> _Dataset items_
------------------------------------------------
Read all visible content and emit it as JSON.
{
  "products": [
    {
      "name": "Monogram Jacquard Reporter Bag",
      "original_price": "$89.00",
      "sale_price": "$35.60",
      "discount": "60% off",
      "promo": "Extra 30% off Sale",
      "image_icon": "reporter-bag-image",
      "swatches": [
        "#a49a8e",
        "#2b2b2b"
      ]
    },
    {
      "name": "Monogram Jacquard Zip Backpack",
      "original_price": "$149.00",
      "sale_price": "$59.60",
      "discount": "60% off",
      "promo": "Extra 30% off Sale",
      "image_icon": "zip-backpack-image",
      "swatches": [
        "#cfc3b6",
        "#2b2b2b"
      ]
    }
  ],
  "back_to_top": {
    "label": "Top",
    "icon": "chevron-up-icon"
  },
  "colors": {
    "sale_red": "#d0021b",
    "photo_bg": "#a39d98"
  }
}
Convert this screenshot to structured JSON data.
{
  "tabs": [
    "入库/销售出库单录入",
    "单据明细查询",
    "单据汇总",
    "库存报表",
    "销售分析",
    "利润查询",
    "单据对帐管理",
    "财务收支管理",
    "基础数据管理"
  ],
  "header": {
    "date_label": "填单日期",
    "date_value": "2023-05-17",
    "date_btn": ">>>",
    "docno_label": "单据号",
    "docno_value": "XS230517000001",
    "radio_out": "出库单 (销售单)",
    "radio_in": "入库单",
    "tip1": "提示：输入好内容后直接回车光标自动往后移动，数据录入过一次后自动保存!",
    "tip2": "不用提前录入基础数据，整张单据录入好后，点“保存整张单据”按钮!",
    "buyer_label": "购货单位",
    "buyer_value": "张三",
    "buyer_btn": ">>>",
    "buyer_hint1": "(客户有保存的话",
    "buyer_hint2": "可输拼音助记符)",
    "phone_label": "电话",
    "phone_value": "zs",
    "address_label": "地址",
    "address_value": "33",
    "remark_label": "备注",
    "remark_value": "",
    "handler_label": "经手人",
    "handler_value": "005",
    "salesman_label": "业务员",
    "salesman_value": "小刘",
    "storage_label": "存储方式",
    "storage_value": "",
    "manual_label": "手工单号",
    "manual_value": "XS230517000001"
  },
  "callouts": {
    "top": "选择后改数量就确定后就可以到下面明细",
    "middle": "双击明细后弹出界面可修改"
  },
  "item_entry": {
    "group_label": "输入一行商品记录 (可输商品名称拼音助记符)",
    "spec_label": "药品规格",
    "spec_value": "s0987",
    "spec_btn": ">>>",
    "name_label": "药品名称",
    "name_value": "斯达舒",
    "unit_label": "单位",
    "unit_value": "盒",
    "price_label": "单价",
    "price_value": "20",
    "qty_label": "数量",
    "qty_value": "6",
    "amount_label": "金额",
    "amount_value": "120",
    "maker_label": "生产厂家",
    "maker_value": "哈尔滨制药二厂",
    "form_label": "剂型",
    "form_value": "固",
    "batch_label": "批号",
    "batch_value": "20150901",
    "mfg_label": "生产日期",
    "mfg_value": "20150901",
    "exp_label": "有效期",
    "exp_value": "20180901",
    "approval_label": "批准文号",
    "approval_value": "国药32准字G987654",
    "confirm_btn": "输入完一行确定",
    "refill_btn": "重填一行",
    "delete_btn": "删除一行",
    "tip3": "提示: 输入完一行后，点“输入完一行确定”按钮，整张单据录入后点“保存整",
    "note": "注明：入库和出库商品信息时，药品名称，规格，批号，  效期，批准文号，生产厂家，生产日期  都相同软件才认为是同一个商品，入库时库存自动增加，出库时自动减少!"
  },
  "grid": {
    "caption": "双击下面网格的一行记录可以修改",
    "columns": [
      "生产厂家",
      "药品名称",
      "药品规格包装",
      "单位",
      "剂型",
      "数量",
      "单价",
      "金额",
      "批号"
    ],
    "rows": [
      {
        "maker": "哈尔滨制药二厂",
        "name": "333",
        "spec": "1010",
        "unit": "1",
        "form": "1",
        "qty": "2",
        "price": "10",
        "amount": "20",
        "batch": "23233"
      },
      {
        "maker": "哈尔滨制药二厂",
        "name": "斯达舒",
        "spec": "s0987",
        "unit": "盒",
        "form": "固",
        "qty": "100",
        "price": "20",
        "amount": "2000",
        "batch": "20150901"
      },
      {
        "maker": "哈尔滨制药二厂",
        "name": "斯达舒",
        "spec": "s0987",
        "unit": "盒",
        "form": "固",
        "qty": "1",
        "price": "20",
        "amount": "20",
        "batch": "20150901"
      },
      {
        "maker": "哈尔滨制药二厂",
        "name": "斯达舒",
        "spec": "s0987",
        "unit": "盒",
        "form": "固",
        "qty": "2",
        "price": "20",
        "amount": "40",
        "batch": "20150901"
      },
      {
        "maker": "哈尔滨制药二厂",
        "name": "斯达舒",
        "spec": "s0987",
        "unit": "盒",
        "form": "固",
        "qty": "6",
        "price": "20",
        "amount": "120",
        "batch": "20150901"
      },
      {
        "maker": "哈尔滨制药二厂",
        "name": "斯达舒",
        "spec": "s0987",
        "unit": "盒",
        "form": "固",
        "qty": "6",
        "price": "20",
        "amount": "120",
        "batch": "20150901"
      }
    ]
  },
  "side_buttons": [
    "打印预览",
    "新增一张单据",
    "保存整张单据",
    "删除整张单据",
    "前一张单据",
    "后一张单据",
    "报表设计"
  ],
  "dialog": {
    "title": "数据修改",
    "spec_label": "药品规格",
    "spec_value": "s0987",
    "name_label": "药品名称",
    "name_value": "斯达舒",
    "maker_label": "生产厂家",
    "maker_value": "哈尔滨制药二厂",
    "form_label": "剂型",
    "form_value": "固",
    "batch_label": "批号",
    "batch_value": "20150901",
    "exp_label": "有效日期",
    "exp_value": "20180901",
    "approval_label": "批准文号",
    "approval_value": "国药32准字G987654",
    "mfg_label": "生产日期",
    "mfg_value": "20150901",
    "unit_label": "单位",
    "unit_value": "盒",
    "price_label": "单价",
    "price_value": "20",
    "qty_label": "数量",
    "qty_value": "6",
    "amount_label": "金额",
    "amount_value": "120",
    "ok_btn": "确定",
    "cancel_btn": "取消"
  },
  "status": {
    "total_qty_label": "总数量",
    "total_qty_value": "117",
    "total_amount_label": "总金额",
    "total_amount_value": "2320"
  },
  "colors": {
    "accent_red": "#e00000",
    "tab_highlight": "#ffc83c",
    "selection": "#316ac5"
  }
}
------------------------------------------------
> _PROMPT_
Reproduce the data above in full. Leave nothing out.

> _OUTPUT_
Read all visible content and emit it as JSON.
{
  "products": [
    {
      "name": "Monogram Jacquard Reporter Bag",
      "original_price": "$89.00",
      "sale_price": "$35.60",
      "discount": "60% off",
      "promo": "Extra 30% off Sale",
      "image_icon": "reporter-bag-image",
      "swatches": [
        "#a49a8e",
        "#2b2b2b"
      ]
    },
    {
      "name": "Monogram Jacquard Zip Backpack",
      "original_price": "$149.00",
      "sale_price": "$59.60",
      "discount": "60% off",
      "promo": "Extra 30% off Sale",
      "image_icon": "zip-backpack-image",
      "swatches": [
        "#cfc3b6",
        "#2b2b2b"
      ]
    }
  ],
  "back_to_top": {
    "label": "Top",
    "icon": "chevron-up-icon"
  },
  "colors": {
    "sale_red": "#d0021b",
    "photo_bg": "#a39d98"
  }
}
Convert this screenshot to structured JSON data.
{
  "tabs": [
    "入库/销售出库单录入",
    "单据明细查询",
    "单据汇总",
    "库存报表",
    "销售分析",
    "利润查询",
    "单据对帐管理",
    "财务收支管理",
    "基础数据管理"
  ],
  "header": {
    "date_label": "填单日期",
    "date_value": "2023-05-17",
    "date_btn": ">>>",
    "docno_label": "单据号",
    "docno_value": "XS230517000001",
    "radio_out": "出库单 (销售单)",
    "radio_in": "入库单",
    "tip1": "提示：输入好内容后直接回车光标自动往后移动，数据录入过一次后自动保存!",
    "tip2": "不用提前录入基础数据，整张单据录入好后，点“保存整张单据”按钮!",
    "buyer_label": "购货单位",
    "buyer_value": "张三",
    "buyer_btn": ">>>",
    "buyer_hint1": "(客户有保存的话",
    "buyer_hint2": "可输拼音助记符)",
    "phone_label": "电话",
    "phone_value": "zs",
    "address_label": "地址",
    "address_value": "33",
    "remark_label": "备注",
    "remark_value": "",
    "handler_label": "经手人",
    "handler_value": "005",
    "salesman_label": "业务员",
    "salesman_value": "小刘",
    "storage_label": "存储方式",
    "storage_value": "",
    "manual_label": "手工单号",
    "manual_value": "XS230517000001"
  },
  "callouts": {
    "top": "选择后改数量就确定后就可以到下面明细",
    "middle": "双击明细后弹出界面可修改"
  },
  "item_entry": {
    "group_label": "输入一行商品记录 (可输商品名称拼音助记符)",
    "spec_label": "药品规格",
    "spec_value": "s0987",
    "spec_btn": ">>>",
    "name_label": "药品名称",
    "name_value": "斯达舒",
    "unit_label": "单位",
    "unit_value": "盒",
    "price_label": "单价",
    "price_value": "20",
    "qty_label": "数量",
    "qty_value": "6",
    "amount_label": "金额",
    "amount_value": "120",
    "maker_label": "生产厂家",
    "maker_value": "哈尔滨制药二厂",
    "form_label": "剂型",
    "form_value": "固",
    "batch_label": "批号",
    "batch_value": "20150901",
    "mfg_label": "生产日期",
    "mfg_value": "20150901",
    "exp_label": "有效期",
    "exp_value": "20180901",
    "approval_label": "批准文号",
    "approval_value": "国药32准字G987654",
    "confirm_btn": "输入完一行确定",
    "refill_btn": "重填一行",
    "delete_btn": "删除一行",
    "tip3": "提示: 输入完一行后，点“输入完一行确定”按钮，整张单据录入后点“保存整",
    "note": "注明：入库和出库商品信息时，药品名称，规格，批号，  效期，批准文号，生产厂家，生产日期  都相同软件才认为是同一个商品，入库时库存自动增加，出库时自动减少!"
  },
  "grid": {
    "caption": "双击下面网格的一行记录可以修改",
    "columns": [
      "生产厂家",
      "药品名称",
      "药品规格包装",
      "单位",
      "剂型",
      "数量",
      "单价",
      "金额",
      "批号"
    ],
    "rows": [
      {
        "maker": "哈尔滨制药二厂",
        "name": "333",
        "spec": "1010",
        "unit": "1",
        "form": "1",
        "qty": "2",
        "price": "10",
        "amount": "20",
        "batch": "23233"
      },
      {
        "maker": "哈尔滨制药二厂",
        "name": "斯达舒",
        "spec": "s0987",
        "unit": "盒",
        "form": "固",
        "qty": "100",
        "price": "20",
        "amount": "2000",
        "batch": "20150901"
      },
      {
        "maker": "哈尔滨制药二厂",
        "name": "斯达舒",
        "spec": "s0987",
        "unit": "盒",
        "form": "固",
        "qty": "1",
        "price": "20",
        "amount": "20",
        "batch": "20150901"
      },
      {
        "maker": "哈尔滨制药二厂",
        "name": "斯达舒",
        "spec": "s0987",
        "unit": "盒",
        "form": "固",
        "qty": "2",
        "price": "20",
        "amount": "40",
        "batch": "20150901"
      },
      {
        "maker": "哈尔滨制药二厂",
        "name": "斯达舒",
        "spec": "s0987",
        "unit": "盒",
        "form": "固",
        "qty": "6",
        "price": "20",
        "amount": "120",
        "batch": "20150901"
      },
      {
        "maker": "哈尔滨制药二厂",
        "name": "斯达舒",
        "spec": "s0987",
        "unit": "盒",
        "form": "固",
        "qty": "6",
        "price": "20",
        "amount": "120",
        "batch": "20150901"
      }
    ]
  },
  "side_buttons": [
    "打印预览",
    "新增一张单据",
    "保存整张单据",
    "删除整张单据",
    "前一张单据",
    "后一张单据",
    "报表设计"
  ],
  "dialog": {
    "title": "数据修改",
    "spec_label": "药品规格",
    "spec_value": "s0987",
    "name_label": "药品名称",
    "name_value": "斯达舒",
    "maker_label": "生产厂家",
    "maker_value": "哈尔滨制药二厂",
    "form_label": "剂型",
    "form_value": "固",
    "batch_label": "批号",
    "batch_value": "20150901",
    "exp_label": "有效日期",
    "exp_value": "20180901",
    "approval_label": "批准文号",
    "approval_value": "国药32准字G987654",
    "mfg_label": "生产日期",
    "mfg_value": "20150901",
    "unit_label": "单位",
    "unit_value": "盒",
    "price_label": "单价",
    "price_value": "20",
    "qty_label": "数量",
    "qty_value": "6",
    "amount_label": "金额",
    "amount_value": "120",
    "ok_btn": "确定",
    "cancel_btn": "取消"
  },
  "status": {
    "total_qty_label": "总数量",
    "total_qty_value": "117",
    "total_amount_label": "总金额",
    "total_amount_value": "2320"
  },
  "colors": {
    "accent_red": "#e00000",
    "tab_highlight": "#ffc83c",
    "selection": "#316ac5"
  }
}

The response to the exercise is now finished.